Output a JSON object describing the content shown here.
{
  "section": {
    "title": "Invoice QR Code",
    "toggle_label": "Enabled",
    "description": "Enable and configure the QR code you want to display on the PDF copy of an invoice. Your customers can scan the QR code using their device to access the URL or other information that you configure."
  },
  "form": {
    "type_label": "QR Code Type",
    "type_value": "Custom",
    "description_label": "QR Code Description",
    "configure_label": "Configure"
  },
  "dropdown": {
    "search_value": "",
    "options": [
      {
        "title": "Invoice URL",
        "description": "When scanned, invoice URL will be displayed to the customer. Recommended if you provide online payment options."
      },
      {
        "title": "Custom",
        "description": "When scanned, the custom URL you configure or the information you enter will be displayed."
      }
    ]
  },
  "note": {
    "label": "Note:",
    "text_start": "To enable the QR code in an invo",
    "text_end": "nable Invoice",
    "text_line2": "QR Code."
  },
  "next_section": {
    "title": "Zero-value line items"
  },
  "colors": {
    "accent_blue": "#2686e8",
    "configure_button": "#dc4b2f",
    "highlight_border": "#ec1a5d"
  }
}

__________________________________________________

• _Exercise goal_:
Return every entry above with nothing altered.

• _Problem solution_:
Output a JSON object describing the content shown here.
{
  "section": {
    "title": "Invoice QR Code",
    "toggle_label": "Enabled",
    "description": "Enable and configure the QR code you want to display on the PDF copy of an invoice. Your customers can scan the QR code using their device to access the URL or other information that you configure."
  },
  "form": {
    "type_label": "QR Code Type",
    "type_value": "Custom",
    "description_label": "QR Code Description",
    "configure_label": "Configure"
  },
  "dropdown": {
    "search_value": "",
    "options": [
      {
        "title": "Invoice URL",
        "description": "When scanned, invoice URL will be displayed to the customer. Recommended if you provide online payment options."
      },
      {
        "title": "Custom",
        "description": "When scanned, the custom URL you configure or the information you enter will be displayed."
      }
    ]
  },
  "note": {
    "label": "Note:",
    "text_start": "To enable the QR code in an invo",
    "text_end": "nable Invoice",
    "text_line2": "QR Code."
  },
  "next_section": {
    "title": "Zero-value line items"
  },
  "colors": {
    "accent_blue": "#2686e8",
    "configure_button": "#dc4b2f",
    "highlight_border": "#ec1a5d"
  }
}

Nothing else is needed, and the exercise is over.